Listed records:

════════

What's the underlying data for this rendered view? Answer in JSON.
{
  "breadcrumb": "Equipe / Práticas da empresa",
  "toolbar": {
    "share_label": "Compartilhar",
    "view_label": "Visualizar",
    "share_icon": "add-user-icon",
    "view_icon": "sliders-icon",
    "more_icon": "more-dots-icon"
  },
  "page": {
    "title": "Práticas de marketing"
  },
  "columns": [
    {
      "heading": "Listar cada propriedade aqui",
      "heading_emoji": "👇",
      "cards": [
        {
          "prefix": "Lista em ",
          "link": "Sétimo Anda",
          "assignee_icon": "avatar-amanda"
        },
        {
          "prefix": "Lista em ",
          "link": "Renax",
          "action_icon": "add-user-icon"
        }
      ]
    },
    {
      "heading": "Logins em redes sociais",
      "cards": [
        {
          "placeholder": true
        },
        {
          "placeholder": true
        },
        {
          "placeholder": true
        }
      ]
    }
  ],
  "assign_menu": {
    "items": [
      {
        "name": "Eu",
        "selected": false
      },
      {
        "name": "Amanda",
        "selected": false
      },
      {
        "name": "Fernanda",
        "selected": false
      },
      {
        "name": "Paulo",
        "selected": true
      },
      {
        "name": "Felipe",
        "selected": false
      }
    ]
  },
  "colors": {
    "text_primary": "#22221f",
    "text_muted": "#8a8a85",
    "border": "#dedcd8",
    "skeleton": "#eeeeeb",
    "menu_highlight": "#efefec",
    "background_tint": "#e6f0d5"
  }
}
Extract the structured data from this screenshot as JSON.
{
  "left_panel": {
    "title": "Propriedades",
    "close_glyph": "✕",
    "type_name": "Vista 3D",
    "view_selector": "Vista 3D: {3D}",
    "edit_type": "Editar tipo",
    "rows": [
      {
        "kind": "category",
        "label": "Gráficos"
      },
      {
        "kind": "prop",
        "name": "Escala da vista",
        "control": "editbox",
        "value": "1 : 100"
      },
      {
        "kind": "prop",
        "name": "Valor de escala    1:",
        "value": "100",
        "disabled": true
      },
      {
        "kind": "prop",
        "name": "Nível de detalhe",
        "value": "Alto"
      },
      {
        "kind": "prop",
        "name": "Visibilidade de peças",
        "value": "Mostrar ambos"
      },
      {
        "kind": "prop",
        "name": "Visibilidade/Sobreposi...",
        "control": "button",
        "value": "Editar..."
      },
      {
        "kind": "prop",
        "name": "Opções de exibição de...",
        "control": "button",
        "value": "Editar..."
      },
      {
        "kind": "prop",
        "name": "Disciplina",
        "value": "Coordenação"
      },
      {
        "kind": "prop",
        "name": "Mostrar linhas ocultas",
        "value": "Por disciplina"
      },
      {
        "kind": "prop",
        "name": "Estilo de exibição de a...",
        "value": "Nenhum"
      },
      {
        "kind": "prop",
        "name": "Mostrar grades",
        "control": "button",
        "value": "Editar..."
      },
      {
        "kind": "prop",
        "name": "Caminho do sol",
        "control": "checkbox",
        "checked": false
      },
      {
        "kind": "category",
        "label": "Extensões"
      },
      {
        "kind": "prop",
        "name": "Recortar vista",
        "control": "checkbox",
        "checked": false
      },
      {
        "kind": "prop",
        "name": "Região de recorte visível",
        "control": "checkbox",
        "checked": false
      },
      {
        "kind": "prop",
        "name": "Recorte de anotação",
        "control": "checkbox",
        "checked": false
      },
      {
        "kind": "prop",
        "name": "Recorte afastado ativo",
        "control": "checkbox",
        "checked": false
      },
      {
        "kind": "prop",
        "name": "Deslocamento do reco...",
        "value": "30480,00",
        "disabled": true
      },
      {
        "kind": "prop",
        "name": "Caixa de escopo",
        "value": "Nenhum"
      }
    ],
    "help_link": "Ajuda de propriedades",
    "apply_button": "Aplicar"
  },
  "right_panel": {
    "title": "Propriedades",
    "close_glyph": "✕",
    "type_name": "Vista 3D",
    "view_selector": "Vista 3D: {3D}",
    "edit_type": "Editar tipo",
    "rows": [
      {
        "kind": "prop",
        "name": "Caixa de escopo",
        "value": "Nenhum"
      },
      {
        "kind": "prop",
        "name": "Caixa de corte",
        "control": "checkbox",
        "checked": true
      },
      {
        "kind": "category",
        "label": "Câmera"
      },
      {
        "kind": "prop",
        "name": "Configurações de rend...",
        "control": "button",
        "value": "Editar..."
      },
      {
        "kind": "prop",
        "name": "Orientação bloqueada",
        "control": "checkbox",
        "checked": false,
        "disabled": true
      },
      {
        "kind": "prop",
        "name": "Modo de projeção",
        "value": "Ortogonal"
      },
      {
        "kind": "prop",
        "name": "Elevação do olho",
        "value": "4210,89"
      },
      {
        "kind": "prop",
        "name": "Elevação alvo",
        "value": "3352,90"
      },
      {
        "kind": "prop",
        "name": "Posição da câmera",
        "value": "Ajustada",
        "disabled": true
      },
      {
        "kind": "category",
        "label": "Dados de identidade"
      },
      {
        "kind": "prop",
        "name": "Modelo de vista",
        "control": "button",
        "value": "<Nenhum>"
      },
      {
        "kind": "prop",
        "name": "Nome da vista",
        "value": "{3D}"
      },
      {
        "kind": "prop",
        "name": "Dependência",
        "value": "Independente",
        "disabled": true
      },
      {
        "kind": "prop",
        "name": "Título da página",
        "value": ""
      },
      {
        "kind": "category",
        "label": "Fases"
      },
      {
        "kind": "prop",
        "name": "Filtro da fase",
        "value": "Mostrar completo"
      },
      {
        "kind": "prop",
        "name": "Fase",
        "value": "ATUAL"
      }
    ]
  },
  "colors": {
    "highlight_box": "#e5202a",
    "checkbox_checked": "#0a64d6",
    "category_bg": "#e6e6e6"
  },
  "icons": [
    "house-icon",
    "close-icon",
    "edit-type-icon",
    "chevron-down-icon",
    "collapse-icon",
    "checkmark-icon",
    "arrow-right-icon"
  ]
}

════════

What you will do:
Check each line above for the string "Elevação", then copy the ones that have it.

Result of the task:
        "name": "Elevação do olho",
        "name": "Elevação alvo",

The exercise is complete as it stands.